(Excerpts from an interface dataset)
== Segment start ==
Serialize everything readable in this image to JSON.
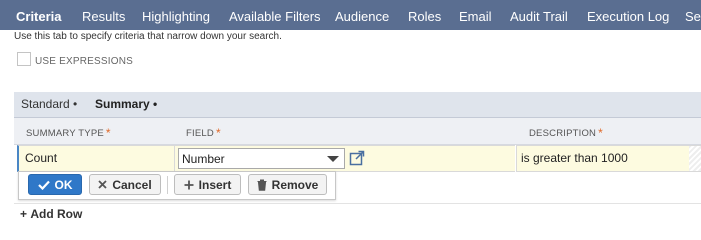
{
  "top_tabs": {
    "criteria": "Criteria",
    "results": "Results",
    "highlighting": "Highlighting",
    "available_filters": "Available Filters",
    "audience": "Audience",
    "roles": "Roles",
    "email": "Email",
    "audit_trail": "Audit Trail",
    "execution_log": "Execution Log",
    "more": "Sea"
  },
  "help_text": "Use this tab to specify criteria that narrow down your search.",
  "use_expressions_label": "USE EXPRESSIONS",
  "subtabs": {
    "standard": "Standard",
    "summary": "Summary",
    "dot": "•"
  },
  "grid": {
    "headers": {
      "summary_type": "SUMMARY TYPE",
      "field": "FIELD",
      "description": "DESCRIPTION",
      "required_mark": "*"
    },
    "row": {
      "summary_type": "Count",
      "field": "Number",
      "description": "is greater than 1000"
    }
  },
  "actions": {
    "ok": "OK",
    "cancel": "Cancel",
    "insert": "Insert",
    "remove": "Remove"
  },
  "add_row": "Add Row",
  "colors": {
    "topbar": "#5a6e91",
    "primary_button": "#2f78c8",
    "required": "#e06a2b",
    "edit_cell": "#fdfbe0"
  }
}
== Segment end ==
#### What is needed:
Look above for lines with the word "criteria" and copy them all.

#### Output for this exercise:
    "criteria": "Criteria",
  "help_text": "Use this tab to specify criteria that narrow down your search.",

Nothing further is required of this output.